    1. Hello and welcome!
      It sure is nice to see a new face here. Thank you for the kind Summer wishes!

  6. Hi Sis-- Loved your pics...especially the bees. It's so good to see that they weren't chased away by the smoke. As always your garden is incredible and beautiful. Love you!

    1. Shucks. It was interesting to see how the different plants and creatures reacted to the smoke. A lot of the flowers just shriveled up, the insects didn't seem to notice, the animals (me included) went into hiding.

  7. Sorry to read about the constant smoke playing havoc with the tomato blossoms and you. I suppose flowers stalks on shallots are the same as flower stalks, scapes, on hard neck garlic. What a great idea to dehydrate them.

    1. Everything's ok now. I've finally stopped coughing even! Those shallots had so many flowers. I'm wondering now if I should have just let them bloom. At least the bees would have something to show for it!

  8. Hello Kate,
    I feel very happy with the update of you blog.
    Fire is really a dangerous thing. You must have had spent every day very uneasily until the fire completely went out.
    I have just remembered that I felt strong fear for a big flame some 10 years ago when a big fire had broken out in a nearby mountain on a windy and dry day in winter.
    I also couldn’t have so much tomatoes as well as cucumbers because of the severe heat in this summer.
    So we couldn’t store tomatoes in my freezer for winter.
    Creole dish seems to be delicious with the ingredients you wrote here.
    Although, I have never eaten your favorite Creole, I would like to try it in the near future.
    I had a great surprise with the rich harvest of apples.
    We can grow apples in very a hot area in summer, right?
    I thought you could only grow them in cold places at a hot season. Thank you for sharing the pictures of pretty Sugar , Max and your great harvest.

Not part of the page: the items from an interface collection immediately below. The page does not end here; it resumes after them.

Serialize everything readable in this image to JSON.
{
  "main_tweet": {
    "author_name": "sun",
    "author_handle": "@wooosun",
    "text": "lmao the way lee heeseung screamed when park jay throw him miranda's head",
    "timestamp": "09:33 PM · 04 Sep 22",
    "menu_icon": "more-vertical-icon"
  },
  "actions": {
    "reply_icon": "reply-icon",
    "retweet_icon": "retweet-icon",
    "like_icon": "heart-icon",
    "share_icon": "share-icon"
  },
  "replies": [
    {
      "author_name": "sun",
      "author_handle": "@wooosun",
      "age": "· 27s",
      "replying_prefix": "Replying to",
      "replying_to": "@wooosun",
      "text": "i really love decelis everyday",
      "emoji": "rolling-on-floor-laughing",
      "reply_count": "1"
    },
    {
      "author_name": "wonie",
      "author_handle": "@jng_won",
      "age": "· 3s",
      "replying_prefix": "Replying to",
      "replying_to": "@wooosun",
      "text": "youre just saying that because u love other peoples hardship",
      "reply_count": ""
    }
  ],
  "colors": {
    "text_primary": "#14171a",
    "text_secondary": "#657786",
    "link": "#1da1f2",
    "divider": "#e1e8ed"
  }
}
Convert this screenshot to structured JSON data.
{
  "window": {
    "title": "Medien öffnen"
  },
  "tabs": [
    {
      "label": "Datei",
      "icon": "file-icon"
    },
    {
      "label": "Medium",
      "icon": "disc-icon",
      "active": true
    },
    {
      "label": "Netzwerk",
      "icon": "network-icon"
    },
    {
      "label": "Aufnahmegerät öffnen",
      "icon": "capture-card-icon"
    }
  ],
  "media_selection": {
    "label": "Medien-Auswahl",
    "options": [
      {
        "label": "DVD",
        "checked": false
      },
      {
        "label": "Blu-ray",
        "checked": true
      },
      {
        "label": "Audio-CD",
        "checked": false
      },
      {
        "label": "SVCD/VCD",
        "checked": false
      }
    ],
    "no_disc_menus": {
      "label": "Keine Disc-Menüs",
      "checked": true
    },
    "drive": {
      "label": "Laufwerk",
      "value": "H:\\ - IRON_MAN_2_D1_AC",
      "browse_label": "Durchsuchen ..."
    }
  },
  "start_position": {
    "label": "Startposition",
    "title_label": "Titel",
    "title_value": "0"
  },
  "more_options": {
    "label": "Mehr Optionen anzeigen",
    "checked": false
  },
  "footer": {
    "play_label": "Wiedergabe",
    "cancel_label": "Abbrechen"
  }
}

    1. Kumittyi!
      As always, it's very lovely to hear from you. Everyone who has been near a big fire knows how helpless it feels watching the smoke and hoping the wind blows the right way. We had firefighters from all over the country come to help with the big fire. They are all heroes as far as I'm concerned and I am so glad it's out with no one killed and just a few homes lost. I'm sorry it was hot in Japan too. Better luck to us both next year! I'm glad you're going to try to make Creole. It really is very good, and simple too. Probably my cooking isn't authentic at all. Many years ago my Aunt June taught my old Irish Grandma to make shrimp Creole. (Aunt June was from Louisiana.) My Grandma was a meat-and-potatoes cook. She was very suspicious anything new so it was funny that Aunt June was able to get her to make something so spicy and exotic. She made it all the time in her own Irish way. The basic ingredients are shrimp (or any type of shellfish), tomato, onion, and spicy seasoning cooked together and served over rice. Thank you for bringing back a good memory for me! You can grow apples in hot places as long as there's enough chill for them in the Winter. Each variety has a specific requirement for the hours of cold needed for fruiting. They also like sandy soil and good drainage in warm areas. Hope you are having a nice, cool Fall!

  9. Replies
    1. My first substantial harvest! Good flavor too. I think they would make good pie. They're growing in the granite from the cut portion of the pad for the house. Terrible soil, but doing great anyway. Fertility is from the clover strip of lawn beneath them. Pears are doing well there too and I hope that someday they'll all be big enough to shade the hot southern wall of the house. All the trees I planted in the good soil on the downhill side have died now, fallen victim to ground squirrels and oak root rot.

  10. I am always amaze how much you can harvest and the fruits are so abundant on each plant!
    Wow so many bees buzzing, shows you have a healthy environment.

    1. Sometimes I'm amazed too! It's all just from home made compost (and bees). I love the bees as much as the butterflies and plant lots of flowers just for them.

  11. Merry Christmas and a Happy New Year with your love ones.

    1. Merry Christmas to you too!! Next year will be a great one, don't you think?!


Creative Commons License
A Garden in Bootjack by http://bootjackgardener.blogspot.com/ is licensed under a Creative Commons Attribution-NonCommercial-NoDerivatives 4.0 International License.